It is a bit of a sad week this week. When my wife broke the news to me, my first reaction was to question whether it was real or just some online rumor. Alas, it was the truth – Robin Williams is gone. He has been in a lot of movies in his career, but as I watch the tributes given in his honor, I am amazed at the roles he played. As entertaining as Robin Williams usually was, there were also some incredibly deep and profound roles. So, today we pay a bit of a tribute to Robin Williams in our post.
Perhaps my favorite Robin Williams movie is Dead Poets Society. John Keating’s ability to connect with the young men in his class was outstanding. In one of the most known scenes, Keating lines the boys up in front of a trophy case and whispers to them, “Carpe. Hear it? Carpe. Carpe Diem. Seize the day boys. Make your lives extraordinary.”
Contrasted to Williams’ recent end, it may seem a bit of a dichotomy. But to start, let’s focus on the ‘carpe diem’ perspective. I heard another actor state that Robin Williams could take any line another actor put out and immediately respond with something that was always funny. Certainly there were a wide variety of roles in his career, and even his choice of role variety can be seen as seizing the day. He made the most of what was given to him.
What does this mean for us? What opportunities are before you? Even in the repressive atmosphere of the school in Dead Poets Society, John Keating was able to move his students forward towards becoming extraordinary young men. What do you find oppressive in your life?
For a good number of people in our society, money issues are an incredibly oppressive circumstance. Money issues are very often connected with marital issues, issues with other relationships, depression, and even suicide. Financial situations can be so overwhelming that they can easily squelch the joys that exist in our lives.

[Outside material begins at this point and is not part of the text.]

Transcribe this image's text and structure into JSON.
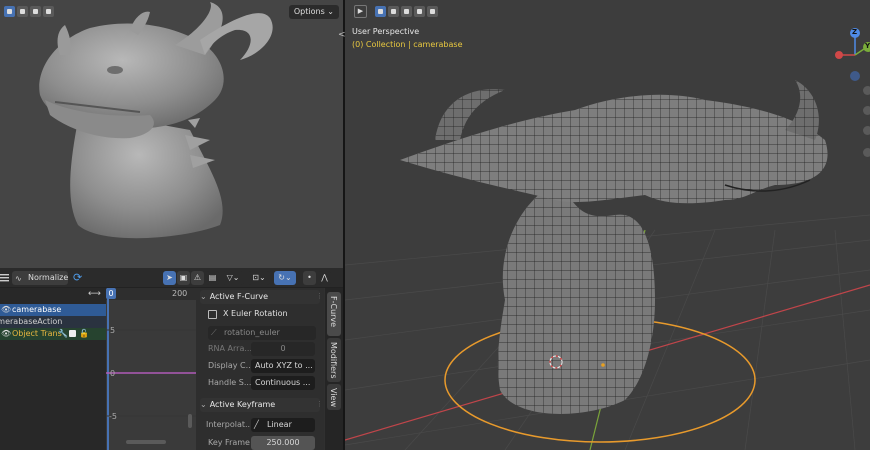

And yet, hope remains. As I discussed in last week’s blog post, there is hope. Most debt can be eliminated within 5 years. Additionally, those struggling with finances are not alone. I can assure you, our counselors have seen just about everything. More importantly, they have helped people deal with just about everything. All that is needed is for those facing debt to seize the day. Reach out. Get some help. You have the ability to make your life extraordinary.
In another of my favorite scenes from Dead Poets Society, John Keating had his students stand not next to their desks, but on top of their desks. His point was that we all need to see life from a different perspective at times. In Good Will Hunting, playing another amazing role as Dr. Sean McGuire, Williams states, “You’ll have bad times, but it’ll always wake you up to the good stuff you weren’t paying attention to.” While facing your financial issues, be sure to take time for the other pieces of your life. Friends, family, pets, hobbies, skills, services to others – they can all be good stuff for you regardless of your financial bad times. Take a breath. Get a new perspective. Don’t let financial issues completely consume you.
Looking at the other half of the dichotomy, I want to take a moment to address the not-so-funny part of Robin Williams. Depression was obviously something he dealt with for a length of time and eventually succumbed to. As mentioned above, this is often only one of several pieces of the puzzle. If you are dealing with financial issues, please take a look at your life and identify other areas of help you may need.
I think one of the great aspects of being a part of Lutheran Social Services is that we, through our different areas of focus, have the ability as a single organization to provide more holistic care for you. Just around the hallway corner from the Center for Financial Resources are the Personal and Family-based Counseling offices. They are licensed professionals able to help you with those emotional and mental health issues. We also have pregnancy counseling, resources for immigrants and refugees, income-based childcare, and many other resources to help where we can.
Finally, speaking as one who has personally dealt with depression, if you at all feel depressed you need to get help – regardless of the cause. Find the source of your health issues and deal with it. If you know someone who is struggling with mental help, stand up and be an advocate for them. Unfortunately, there is a stigma associated with both financial troubles and mental health alike. Just as John Keating did with the introduction to his poetry text book in Dead Poets Society, we need to remove the stigma from our thoughts and throw it to the wind, removing it from our culture and finding a new perspective.
The first step to all of this is yours to make. Seize the day! The Center for Financial Resources provides financial counseling and is happy to provide that resource as a part of the larger care for a person. We can also certainly get you connected with other services as needed. Please call us. Seize the day! We are here to help you make your life as extraordinary as possible.
written by Breck Miller